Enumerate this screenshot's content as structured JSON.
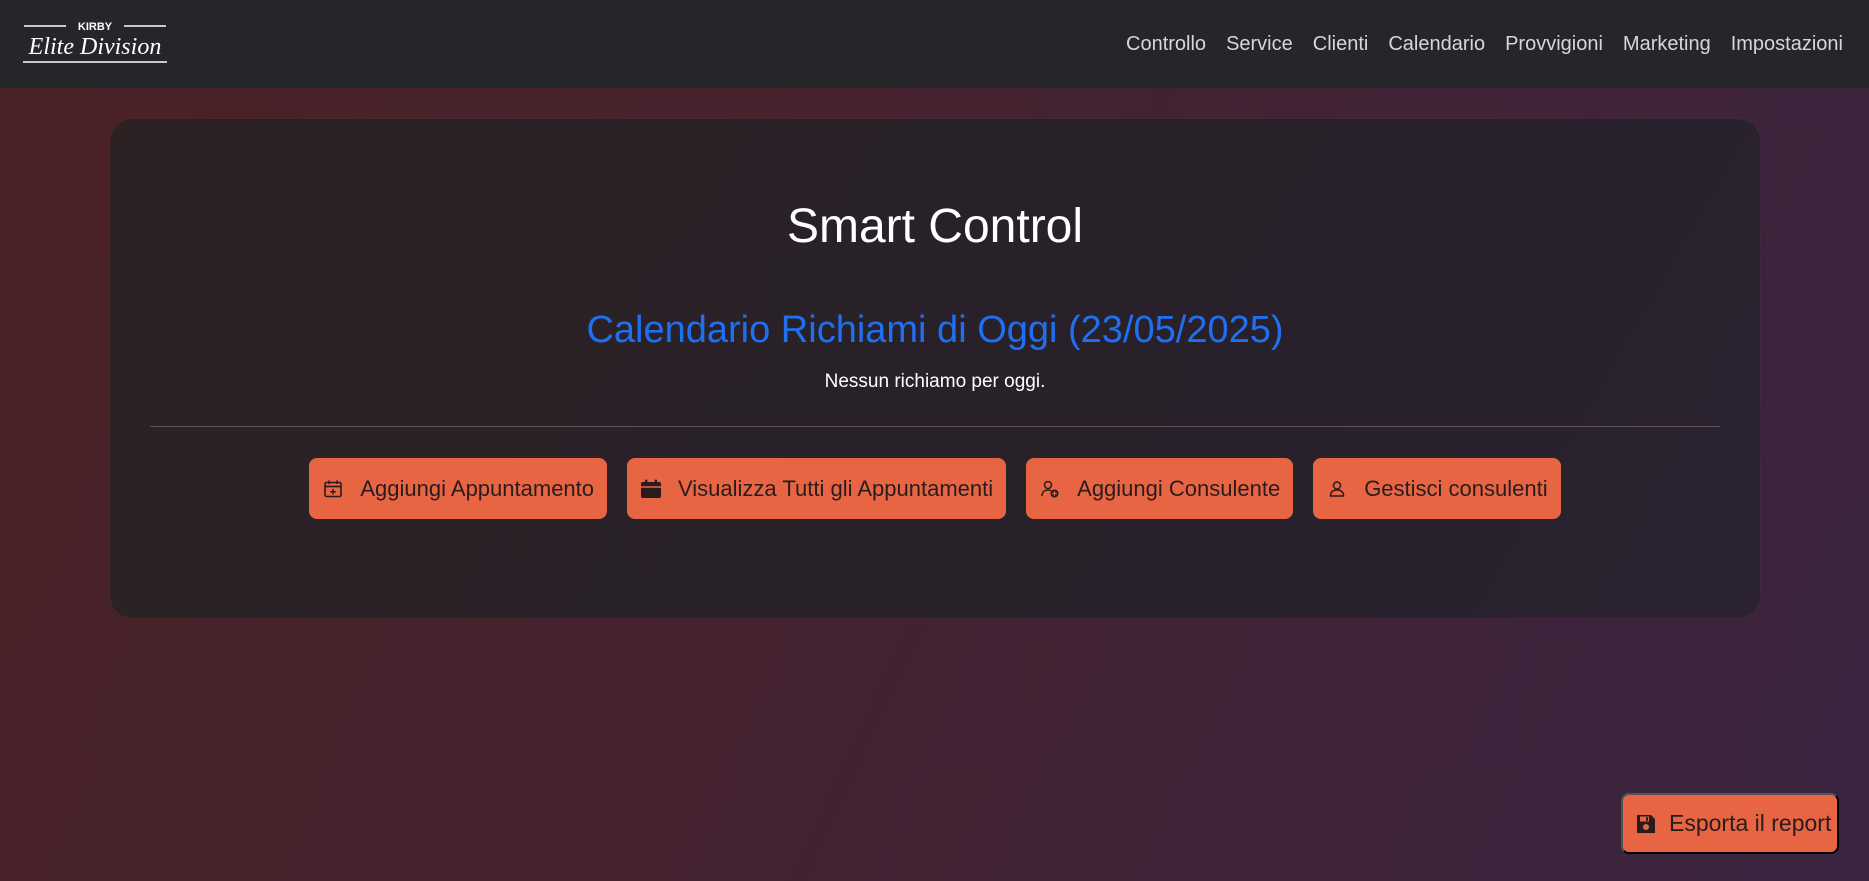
{
  "brand": {
    "top_text": "KIRBY",
    "script_text": "Elite Division"
  },
  "nav": {
    "items": [
      {
        "label": "Controllo"
      },
      {
        "label": "Service"
      },
      {
        "label": "Clienti"
      },
      {
        "label": "Calendario"
      },
      {
        "label": "Provvigioni"
      },
      {
        "label": "Marketing"
      },
      {
        "label": "Impostazioni"
      }
    ]
  },
  "main": {
    "title": "Smart Control",
    "subtitle": "Calendario Richiami di Oggi (23/05/2025)",
    "empty_message": "Nessun richiamo per oggi.",
    "actions": [
      {
        "label": "Aggiungi Appuntamento",
        "icon": "calendar-plus-icon"
      },
      {
        "label": "Visualizza Tutti gli Appuntamenti",
        "icon": "calendar-icon"
      },
      {
        "label": "Aggiungi Consulente",
        "icon": "person-plus-icon"
      },
      {
        "label": "Gestisci consulenti",
        "icon": "person-icon"
      }
    ]
  },
  "export": {
    "label": "Esporta il report",
    "icon": "save-icon"
  },
  "colors": {
    "navbar": "#242629",
    "accent_button": "#e86543",
    "subtitle_blue": "#1f6ff0",
    "card_bg": "#2a2129"
  }
}
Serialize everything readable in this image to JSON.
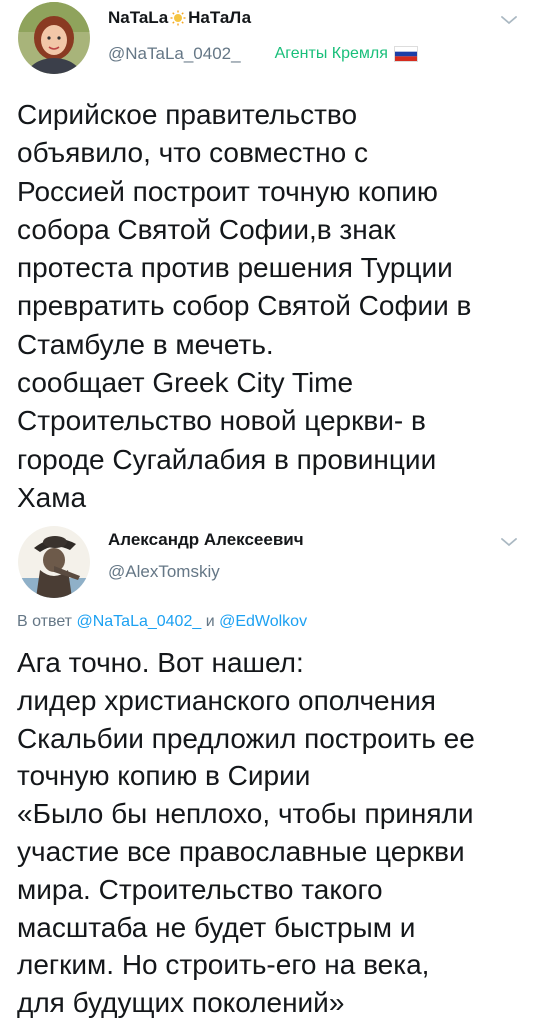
{
  "tweet1": {
    "display_name_part1": "NaTaLa",
    "display_name_part2": "НаТаЛа",
    "name_emoji": "sun-icon",
    "handle": "@NaTaLa_0402_",
    "tag": "Агенты Кремля",
    "tag_emoji": "russia-flag-icon",
    "text": "Сирийское правительство\nобъявило, что совместно с\nРоссией построит точную копию\nсобора Святой Софии,в знак\nпротеста против решения Турции\nпревратить собор Святой Софии в\nСтамбуле в мечеть.\nсообщает Greek City Time\nСтроительство новой церкви- в\nгороде Сугайлабия в провинции\nХама"
  },
  "tweet2": {
    "display_name": "Александр Алексеевич",
    "handle": "@AlexTomskiy",
    "reply_prefix": "В ответ",
    "reply_user1": "@NaTaLa_0402_",
    "reply_and": "и",
    "reply_user2": "@EdWolkov",
    "text": "Ага точно. Вот нашел:\nлидер христианского ополчения\nСкальбии предложил построить ее\nточную копию в Сирии\n«Было бы неплохо, чтобы приняли\nучастие все православные церкви\nмира. Строительство такого\nмасштаба не будет быстрым и\nлегким. Но строить-его на века,\nдля будущих поколений»"
  },
  "colors": {
    "link": "#1da1f2",
    "secondary": "#657786",
    "tag_green": "#19bf7a",
    "text": "#14171a"
  }
}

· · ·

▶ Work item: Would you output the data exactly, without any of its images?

▶ Expected answer:
Enumerate this screenshot's content as structured JSON.
{
  "brand": {
    "top_text": "KIRBY",
    "script_text": "Elite Division"
  },
  "nav": {
    "items": [
      {
        "label": "Controllo"
      },
      {
        "label": "Service"
      },
      {
        "label": "Clienti"
      },
      {
        "label": "Calendario"
      },
      {
        "label": "Provvigioni"
      },
      {
        "label": "Marketing"
      },
      {
        "label": "Impostazioni"
      }
    ]
  },
  "main": {
    "title": "Smart Control",
    "subtitle": "Calendario Richiami di Oggi (23/05/2025)",
    "empty_message": "Nessun richiamo per oggi.",
    "actions": [
      {
        "label": "Aggiungi Appuntamento",
        "icon": "calendar-plus-icon"
      },
      {
        "label": "Visualizza Tutti gli Appuntamenti",
        "icon": "calendar-icon"
      },
      {
        "label": "Aggiungi Consulente",
        "icon": "person-plus-icon"
      },
      {
        "label": "Gestisci consulenti",
        "icon": "person-icon"
      }
    ]
  },
  "export": {
    "label": "Esporta il report",
    "icon": "save-icon"
  },
  "colors": {
    "navbar": "#242629",
    "accent_button": "#e86543",
    "subtitle_blue": "#1f6ff0",
    "card_bg": "#2a2129"
  }
}
Serialize everything readable in this image to JSON.
{
  "tweet1": {
    "display_name_part1": "NaTaLa",
    "display_name_part2": "НаТаЛа",
    "name_emoji": "sun-icon",
    "handle": "@NaTaLa_0402_",
    "tag": "Агенты Кремля",
    "tag_emoji": "russia-flag-icon",
    "text": "Сирийское правительство\nобъявило, что совместно с\nРоссией построит точную копию\nсобора Святой Софии,в знак\nпротеста против решения Турции\nпревратить собор Святой Софии в\nСтамбуле в мечеть.\nсообщает Greek City Time\nСтроительство новой церкви- в\nгороде Сугайлабия в провинции\nХама"
  },
  "tweet2": {
    "display_name": "Александр Алексеевич",
    "handle": "@AlexTomskiy",
    "reply_prefix": "В ответ",
    "reply_user1": "@NaTaLa_0402_",
    "reply_and": "и",
    "reply_user2": "@EdWolkov",
    "text": "Ага точно. Вот нашел:\nлидер христианского ополчения\nСкальбии предложил построить ее\nточную копию в Сирии\n«Было бы неплохо, чтобы приняли\nучастие все православные церкви\nмира. Строительство такого\nмасштаба не будет быстрым и\nлегким. Но строить-его на века,\nдля будущих поколений»"
  },
  "colors": {
    "link": "#1da1f2",
    "secondary": "#657786",
    "tag_green": "#19bf7a",
    "text": "#14171a"
  }
}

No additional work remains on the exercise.